### Material to process
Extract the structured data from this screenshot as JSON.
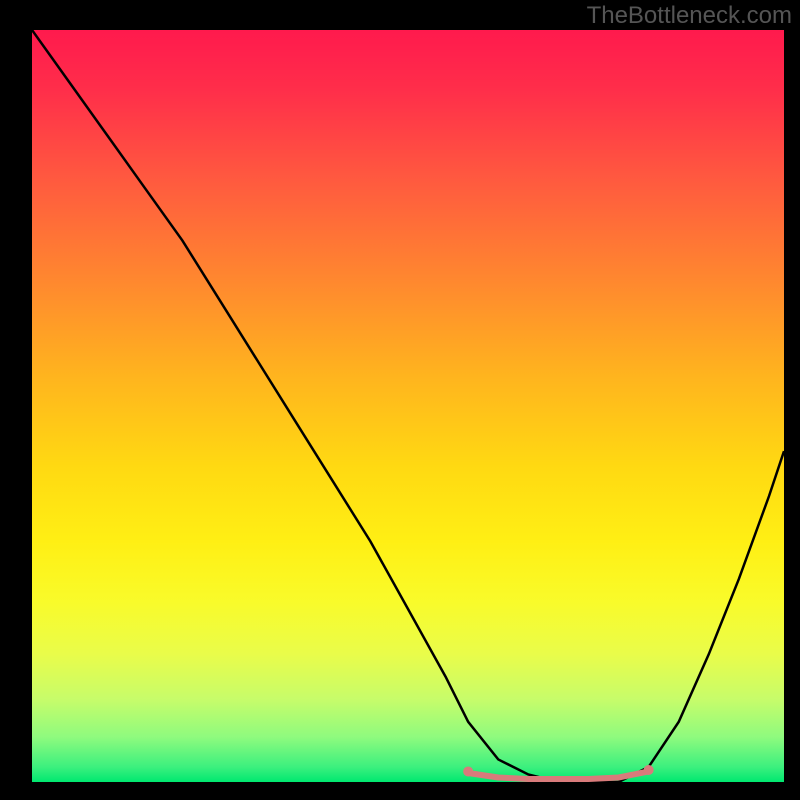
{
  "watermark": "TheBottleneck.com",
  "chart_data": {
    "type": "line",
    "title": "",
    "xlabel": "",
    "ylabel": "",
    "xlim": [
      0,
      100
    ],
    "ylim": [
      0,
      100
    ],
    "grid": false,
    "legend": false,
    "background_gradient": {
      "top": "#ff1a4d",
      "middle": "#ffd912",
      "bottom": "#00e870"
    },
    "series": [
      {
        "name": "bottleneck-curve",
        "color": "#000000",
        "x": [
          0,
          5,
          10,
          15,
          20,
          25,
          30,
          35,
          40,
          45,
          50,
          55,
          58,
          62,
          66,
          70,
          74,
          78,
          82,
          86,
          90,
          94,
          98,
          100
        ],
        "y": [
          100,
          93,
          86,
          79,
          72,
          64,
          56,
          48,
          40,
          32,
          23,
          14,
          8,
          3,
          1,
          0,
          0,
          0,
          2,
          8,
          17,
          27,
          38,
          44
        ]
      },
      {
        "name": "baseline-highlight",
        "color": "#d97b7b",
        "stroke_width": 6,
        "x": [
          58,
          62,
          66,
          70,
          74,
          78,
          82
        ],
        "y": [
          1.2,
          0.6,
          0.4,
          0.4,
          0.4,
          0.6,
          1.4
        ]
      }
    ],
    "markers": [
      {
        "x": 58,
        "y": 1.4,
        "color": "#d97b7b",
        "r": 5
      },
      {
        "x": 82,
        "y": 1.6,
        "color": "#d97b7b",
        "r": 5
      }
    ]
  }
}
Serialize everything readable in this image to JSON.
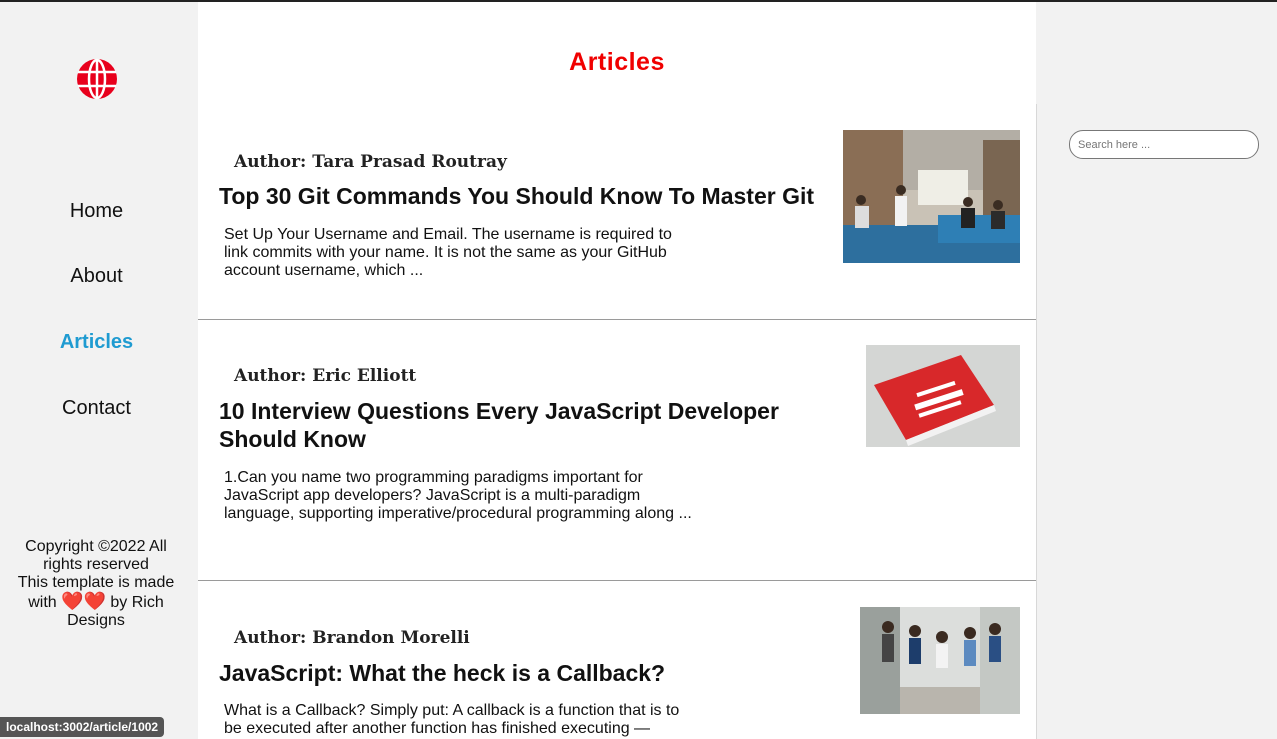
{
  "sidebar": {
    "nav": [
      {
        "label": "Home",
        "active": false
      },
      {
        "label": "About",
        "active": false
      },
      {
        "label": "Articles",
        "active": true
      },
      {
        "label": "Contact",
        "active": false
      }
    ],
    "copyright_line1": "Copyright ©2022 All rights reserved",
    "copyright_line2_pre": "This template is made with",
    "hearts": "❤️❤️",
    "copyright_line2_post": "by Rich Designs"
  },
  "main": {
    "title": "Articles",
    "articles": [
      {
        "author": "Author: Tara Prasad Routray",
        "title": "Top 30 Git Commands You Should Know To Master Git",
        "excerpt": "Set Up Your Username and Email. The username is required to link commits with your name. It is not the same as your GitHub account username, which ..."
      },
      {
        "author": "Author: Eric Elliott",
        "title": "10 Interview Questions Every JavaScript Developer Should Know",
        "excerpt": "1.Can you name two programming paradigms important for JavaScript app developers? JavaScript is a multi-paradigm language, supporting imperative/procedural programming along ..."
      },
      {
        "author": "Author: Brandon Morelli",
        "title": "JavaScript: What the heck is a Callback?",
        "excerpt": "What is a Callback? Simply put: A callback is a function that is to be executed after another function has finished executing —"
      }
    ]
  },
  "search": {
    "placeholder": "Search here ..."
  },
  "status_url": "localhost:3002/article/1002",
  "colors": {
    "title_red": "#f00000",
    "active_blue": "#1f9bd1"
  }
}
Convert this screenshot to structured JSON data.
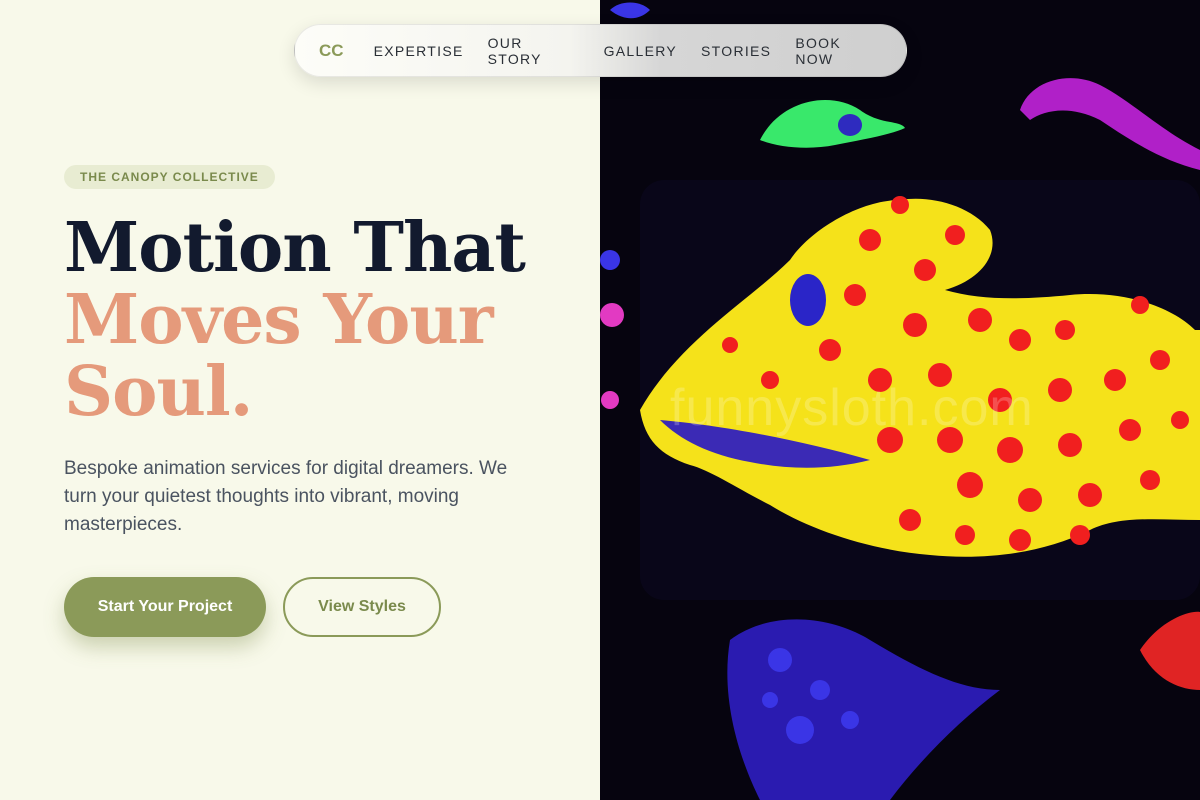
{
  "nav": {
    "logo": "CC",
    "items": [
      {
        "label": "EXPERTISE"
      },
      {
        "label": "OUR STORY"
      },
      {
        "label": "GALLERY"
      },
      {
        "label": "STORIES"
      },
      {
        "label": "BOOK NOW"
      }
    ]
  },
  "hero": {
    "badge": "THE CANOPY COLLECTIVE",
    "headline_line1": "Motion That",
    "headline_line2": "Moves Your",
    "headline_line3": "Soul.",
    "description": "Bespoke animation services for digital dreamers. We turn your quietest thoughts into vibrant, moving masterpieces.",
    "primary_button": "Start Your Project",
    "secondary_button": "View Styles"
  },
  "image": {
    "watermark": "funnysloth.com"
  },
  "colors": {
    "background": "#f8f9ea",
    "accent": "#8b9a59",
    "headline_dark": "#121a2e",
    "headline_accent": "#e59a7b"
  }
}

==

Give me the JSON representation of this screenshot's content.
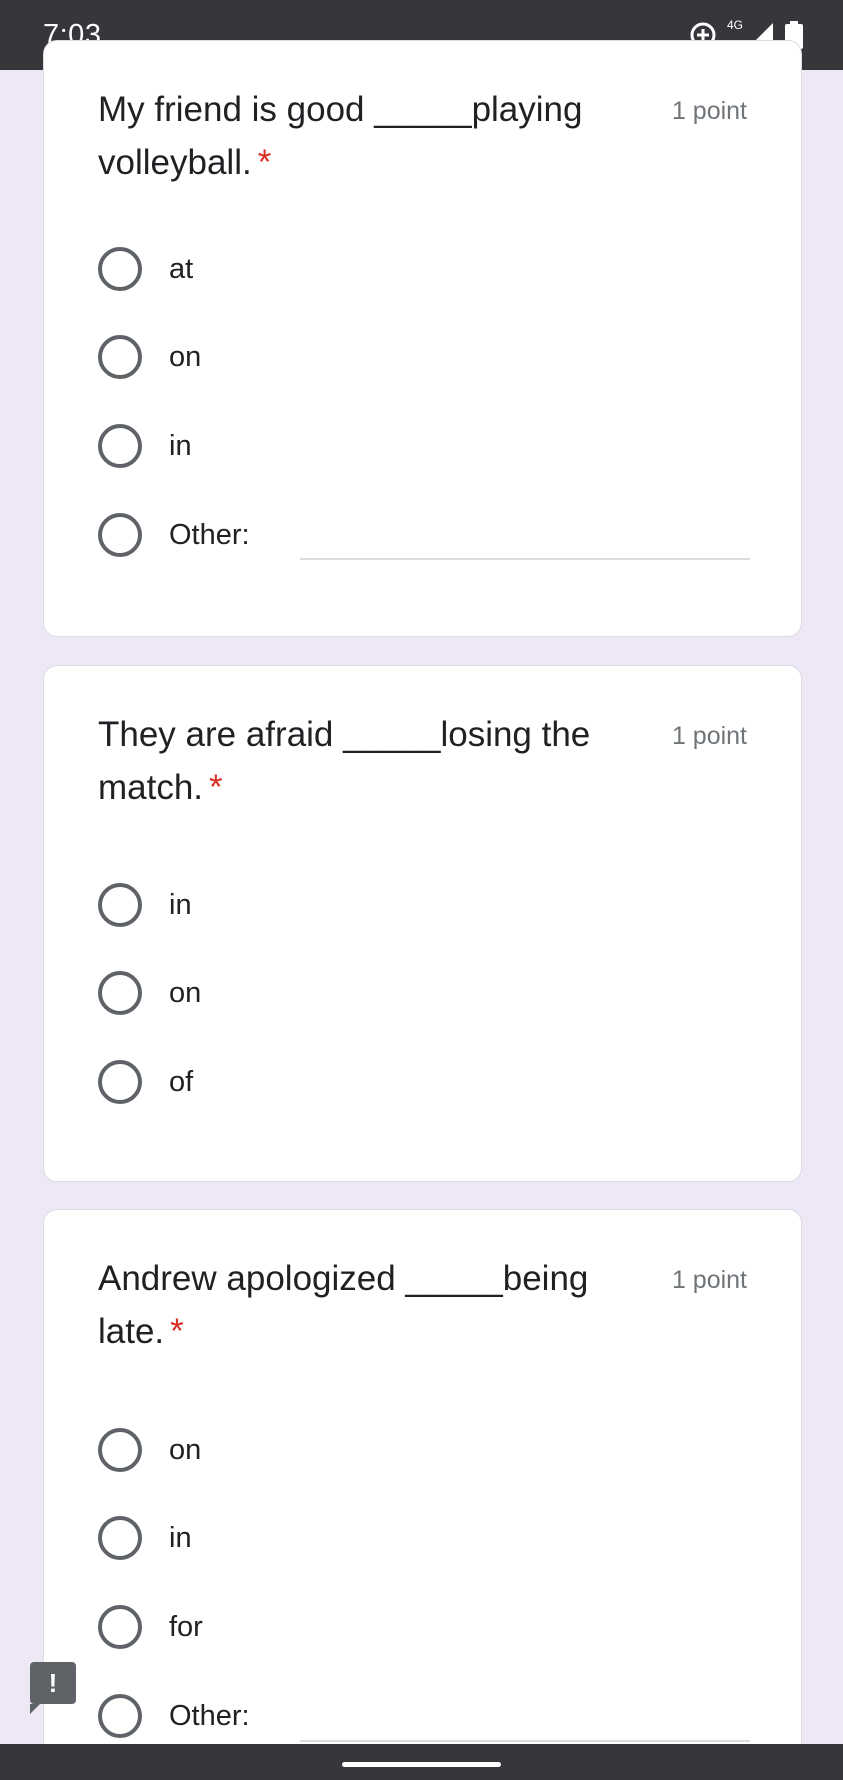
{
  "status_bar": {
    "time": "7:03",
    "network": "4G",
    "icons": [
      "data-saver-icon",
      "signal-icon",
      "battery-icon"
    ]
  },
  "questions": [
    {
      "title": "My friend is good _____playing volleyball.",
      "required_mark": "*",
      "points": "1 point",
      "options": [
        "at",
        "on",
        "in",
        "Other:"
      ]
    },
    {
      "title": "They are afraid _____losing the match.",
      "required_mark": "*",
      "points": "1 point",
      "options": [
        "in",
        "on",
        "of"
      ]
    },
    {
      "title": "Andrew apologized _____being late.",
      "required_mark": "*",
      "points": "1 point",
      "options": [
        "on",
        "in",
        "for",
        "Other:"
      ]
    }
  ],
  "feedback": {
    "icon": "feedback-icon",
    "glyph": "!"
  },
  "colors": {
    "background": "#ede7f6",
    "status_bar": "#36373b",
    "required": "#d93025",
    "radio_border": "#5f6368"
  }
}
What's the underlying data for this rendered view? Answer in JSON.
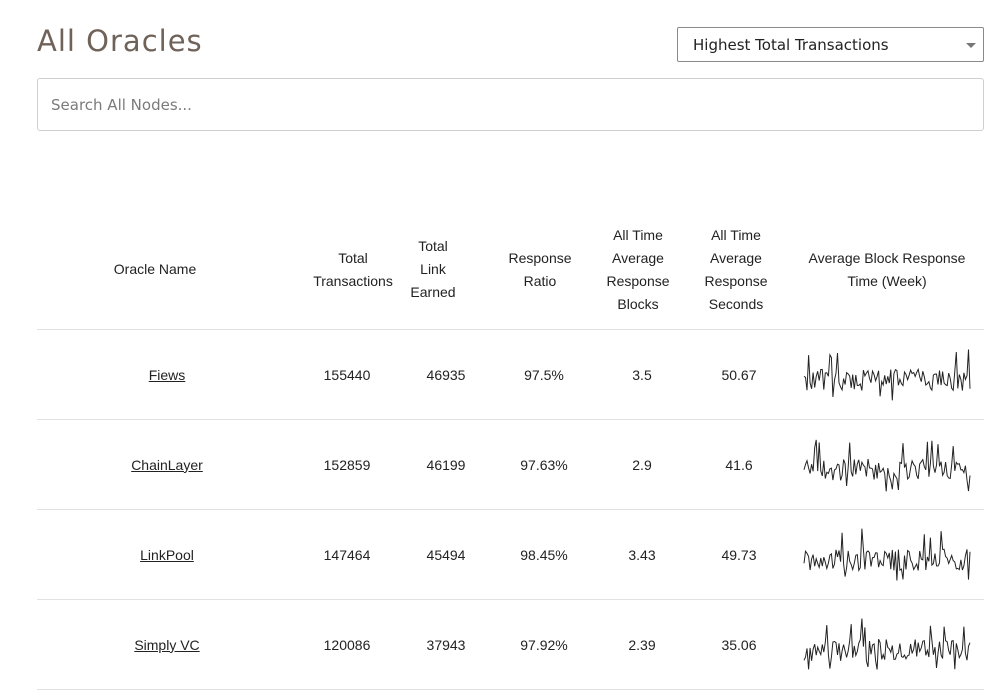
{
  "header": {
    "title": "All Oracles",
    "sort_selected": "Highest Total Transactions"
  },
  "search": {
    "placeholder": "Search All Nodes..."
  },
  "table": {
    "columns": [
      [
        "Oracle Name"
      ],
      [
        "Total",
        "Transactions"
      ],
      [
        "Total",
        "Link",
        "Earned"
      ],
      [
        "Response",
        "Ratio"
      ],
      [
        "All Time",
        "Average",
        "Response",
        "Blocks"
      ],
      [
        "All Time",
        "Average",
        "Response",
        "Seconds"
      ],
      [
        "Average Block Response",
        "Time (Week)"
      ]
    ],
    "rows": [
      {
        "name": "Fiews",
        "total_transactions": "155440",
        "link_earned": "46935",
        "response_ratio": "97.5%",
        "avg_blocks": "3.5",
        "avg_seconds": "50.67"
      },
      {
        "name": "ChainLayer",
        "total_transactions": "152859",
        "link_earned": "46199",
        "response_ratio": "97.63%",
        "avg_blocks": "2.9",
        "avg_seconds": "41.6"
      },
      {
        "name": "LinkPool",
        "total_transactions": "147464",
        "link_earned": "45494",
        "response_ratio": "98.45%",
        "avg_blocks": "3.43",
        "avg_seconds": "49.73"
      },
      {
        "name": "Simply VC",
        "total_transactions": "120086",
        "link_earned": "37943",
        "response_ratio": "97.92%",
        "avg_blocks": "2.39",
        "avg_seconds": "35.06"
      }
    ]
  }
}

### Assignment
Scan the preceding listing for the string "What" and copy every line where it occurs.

### Exercise result
        "title": "JavaScript: What the heck is a Callback?",
        "excerpt": "What is a Callback? Simply put: A callback is a function that is to be executed after another function has finished executing —"
What's the underlying data for this rendered view? Answer in JSON.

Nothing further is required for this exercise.